Internet sites, including things like chat rooms and blogs, are merely an electronic alternative to traditional town meetings and public gatherings. Those who wish to present their views and opinions in the historic types of public forum have always enjoyed the protections of the First Amendment – including protecting their identities if they choose to speak anonymously. There is no compelling reason to support the notion that speakers in electronic versions of those same public forums should be denied equal protections under the First Amendment. A rule that revokes the security afforded by a cloak of anonymity for those who choose to voice their opinions online would have a substantial and permanent chilling effect on open, candid speech in electronic public forums. Such a result flies in the face of everything the Bill of Rights, and particularly the First Amendment, seeks to protect and promote.
Protecting the identity of anonymous commentators is particularly important in instances similar to the situation at hand. The Vanguard frequently provides reports on topics which are controversial and may potentially impact significant local interests in the City of Davis and Yolo County. (Greenwald Decl., ¶ 6.) The most likely commentators on these stories are members of those communities – residents, business owners, local politicians, etc… (Id., ¶ 7.) Many of those community members may feel compelled to express their opinions on subjects which either impact their lives or businesses, or about which they feel especially passionate; but would be reluctant to offer their views if they could not do so anonymously. Their desire to remain nameless may stem from fear of retaliation by the community or harm to their economic interests, or it may simply be a wish to protect their personal privacy. Regardless of their motivations, these citizens will be much more hesitant to contribute their thoughts and views to public discussions if there are only fleeting protections over their personal, identifying information.
During the course of the last three years there have been times when that policy has been inconvenient. People have used the veil of anonymity to engage in uncivil discourse and character assassinations. There have been many times where I have found myself questioning whether I should continue this policy.
However, whenever I examined my rationale I am reminded again of the original purpose for this site and the reasons why that policy was established to begin with.
Don Mooney writes that given these first amendment protections, “plaintiff has not made the prima facie showing of libel required to overcome first amendment protections for the anonymous comments on the Vanguard.” Along those lines I am reminded of a comment when we first discussed in the summer of 2007 whether to end anonymous comments.

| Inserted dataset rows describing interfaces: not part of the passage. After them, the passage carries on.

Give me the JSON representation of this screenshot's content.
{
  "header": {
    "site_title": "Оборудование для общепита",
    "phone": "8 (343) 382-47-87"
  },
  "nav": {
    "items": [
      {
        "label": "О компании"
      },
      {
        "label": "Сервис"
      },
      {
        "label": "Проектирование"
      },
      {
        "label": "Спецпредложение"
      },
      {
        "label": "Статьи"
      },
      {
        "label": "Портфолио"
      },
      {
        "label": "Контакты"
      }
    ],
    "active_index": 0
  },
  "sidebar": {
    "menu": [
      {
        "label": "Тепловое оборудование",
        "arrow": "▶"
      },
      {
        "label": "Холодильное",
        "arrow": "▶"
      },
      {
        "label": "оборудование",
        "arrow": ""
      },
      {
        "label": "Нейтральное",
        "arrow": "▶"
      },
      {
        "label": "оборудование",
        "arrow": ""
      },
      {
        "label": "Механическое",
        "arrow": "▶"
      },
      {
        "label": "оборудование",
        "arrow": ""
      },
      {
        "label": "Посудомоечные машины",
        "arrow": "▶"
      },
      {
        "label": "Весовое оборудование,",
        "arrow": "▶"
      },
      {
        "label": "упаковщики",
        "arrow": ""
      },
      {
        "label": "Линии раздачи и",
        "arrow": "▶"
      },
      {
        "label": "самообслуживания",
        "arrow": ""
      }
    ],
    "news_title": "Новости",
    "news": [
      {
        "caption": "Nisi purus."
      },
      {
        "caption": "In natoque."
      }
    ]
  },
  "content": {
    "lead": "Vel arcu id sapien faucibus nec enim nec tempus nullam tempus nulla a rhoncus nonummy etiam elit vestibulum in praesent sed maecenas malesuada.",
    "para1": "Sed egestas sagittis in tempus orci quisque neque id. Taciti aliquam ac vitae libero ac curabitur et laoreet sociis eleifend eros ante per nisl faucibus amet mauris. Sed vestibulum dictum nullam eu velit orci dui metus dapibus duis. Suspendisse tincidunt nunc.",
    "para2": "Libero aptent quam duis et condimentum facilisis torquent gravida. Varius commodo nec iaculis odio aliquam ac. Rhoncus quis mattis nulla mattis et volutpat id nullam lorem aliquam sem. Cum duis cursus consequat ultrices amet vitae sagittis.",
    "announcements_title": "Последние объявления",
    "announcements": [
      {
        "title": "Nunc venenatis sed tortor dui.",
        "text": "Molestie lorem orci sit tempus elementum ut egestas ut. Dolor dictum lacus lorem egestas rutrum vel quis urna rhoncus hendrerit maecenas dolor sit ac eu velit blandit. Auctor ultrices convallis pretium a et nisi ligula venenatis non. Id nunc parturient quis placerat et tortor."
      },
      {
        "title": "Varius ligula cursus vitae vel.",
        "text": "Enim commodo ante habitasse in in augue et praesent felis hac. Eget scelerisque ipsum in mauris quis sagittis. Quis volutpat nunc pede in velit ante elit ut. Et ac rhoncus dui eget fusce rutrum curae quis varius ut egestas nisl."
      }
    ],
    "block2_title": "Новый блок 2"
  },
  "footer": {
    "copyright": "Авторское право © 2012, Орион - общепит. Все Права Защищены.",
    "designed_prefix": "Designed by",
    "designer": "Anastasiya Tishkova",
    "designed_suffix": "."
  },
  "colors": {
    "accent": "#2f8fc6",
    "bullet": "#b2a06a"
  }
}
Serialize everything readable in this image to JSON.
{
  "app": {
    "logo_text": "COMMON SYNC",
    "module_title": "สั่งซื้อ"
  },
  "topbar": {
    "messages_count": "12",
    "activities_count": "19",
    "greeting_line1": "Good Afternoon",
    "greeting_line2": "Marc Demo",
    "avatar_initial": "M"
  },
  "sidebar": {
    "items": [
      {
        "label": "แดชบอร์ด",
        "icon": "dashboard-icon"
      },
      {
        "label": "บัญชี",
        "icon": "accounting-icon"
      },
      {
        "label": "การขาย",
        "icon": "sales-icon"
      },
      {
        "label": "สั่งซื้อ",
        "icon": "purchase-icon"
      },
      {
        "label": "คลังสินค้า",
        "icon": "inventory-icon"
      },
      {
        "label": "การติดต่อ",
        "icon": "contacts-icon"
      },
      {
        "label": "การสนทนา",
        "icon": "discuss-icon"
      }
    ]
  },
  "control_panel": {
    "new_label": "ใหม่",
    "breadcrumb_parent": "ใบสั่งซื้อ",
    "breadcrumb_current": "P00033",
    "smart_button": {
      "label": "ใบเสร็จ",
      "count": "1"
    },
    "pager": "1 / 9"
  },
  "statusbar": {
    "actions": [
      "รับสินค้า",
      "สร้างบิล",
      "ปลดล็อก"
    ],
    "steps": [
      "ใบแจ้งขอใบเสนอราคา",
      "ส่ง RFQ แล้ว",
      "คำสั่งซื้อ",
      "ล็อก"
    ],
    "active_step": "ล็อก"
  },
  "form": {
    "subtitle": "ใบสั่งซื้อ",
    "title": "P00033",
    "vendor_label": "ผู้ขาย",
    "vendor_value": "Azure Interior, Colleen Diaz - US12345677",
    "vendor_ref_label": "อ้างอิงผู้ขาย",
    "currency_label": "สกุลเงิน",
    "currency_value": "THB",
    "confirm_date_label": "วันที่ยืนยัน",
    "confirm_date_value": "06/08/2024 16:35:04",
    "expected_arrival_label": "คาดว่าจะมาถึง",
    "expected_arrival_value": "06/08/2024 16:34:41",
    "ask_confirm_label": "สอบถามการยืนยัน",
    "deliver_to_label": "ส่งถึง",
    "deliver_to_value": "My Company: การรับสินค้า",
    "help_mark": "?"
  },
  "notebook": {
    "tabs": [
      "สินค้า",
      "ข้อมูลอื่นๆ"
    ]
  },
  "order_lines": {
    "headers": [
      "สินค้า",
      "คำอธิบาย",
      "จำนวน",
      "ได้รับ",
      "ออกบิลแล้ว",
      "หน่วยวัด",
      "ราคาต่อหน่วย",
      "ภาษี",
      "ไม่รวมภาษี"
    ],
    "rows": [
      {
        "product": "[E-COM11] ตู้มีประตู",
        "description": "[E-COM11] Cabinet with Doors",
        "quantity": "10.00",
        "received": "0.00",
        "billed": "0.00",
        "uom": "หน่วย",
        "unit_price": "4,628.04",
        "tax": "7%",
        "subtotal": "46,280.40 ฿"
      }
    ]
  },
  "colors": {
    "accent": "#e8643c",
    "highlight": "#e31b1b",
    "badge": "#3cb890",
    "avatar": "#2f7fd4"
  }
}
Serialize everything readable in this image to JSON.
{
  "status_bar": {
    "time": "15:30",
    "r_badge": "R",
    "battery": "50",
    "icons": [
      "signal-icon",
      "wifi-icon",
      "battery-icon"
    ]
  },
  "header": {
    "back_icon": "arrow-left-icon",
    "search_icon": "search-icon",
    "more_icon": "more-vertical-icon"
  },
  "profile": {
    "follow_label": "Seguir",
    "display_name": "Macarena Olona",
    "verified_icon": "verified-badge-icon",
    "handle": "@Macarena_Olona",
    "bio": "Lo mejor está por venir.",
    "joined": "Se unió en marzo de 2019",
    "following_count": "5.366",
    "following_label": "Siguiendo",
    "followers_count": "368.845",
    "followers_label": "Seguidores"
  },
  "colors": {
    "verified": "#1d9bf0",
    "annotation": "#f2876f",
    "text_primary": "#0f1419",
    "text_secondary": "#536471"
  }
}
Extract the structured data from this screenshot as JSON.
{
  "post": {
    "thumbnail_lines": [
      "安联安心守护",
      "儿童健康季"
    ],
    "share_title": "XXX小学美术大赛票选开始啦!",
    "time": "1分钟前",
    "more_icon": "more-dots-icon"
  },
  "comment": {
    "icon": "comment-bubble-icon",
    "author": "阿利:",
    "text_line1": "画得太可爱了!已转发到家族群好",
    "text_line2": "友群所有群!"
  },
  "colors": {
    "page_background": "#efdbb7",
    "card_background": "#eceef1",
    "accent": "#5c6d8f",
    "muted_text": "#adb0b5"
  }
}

The person suggested that while we have many comments and often heated discussions, rarely do these discussions rise to the level of vitriol that would necessity the need to change policy.
Indeed in many ways this has been as challenging a week as any that we have encountered between the columns of a certain columnist, comments in that column by a certain elected officials, and comments on the blog questioning my position on a certain heated issue, and yet again I am reminded of the original mission of the Vanguard and remain steadfast in my belief that people ought to have a place and a public space to air their views without fear of personal retribution and there we remain as committed as ever to protecting the rights of people to post anonymously.
In this case, I fight for the principle even in a case where I support the overall goals of the plaintiff. As I told Officer Chang personally, I wish him well in his case, I believe there is a good chance he was wronged in his employment and that his settlement agreement was unlawfully violated, but I must protect the integrity of everything I have built in the last three years.
—David M. Greenwald reporting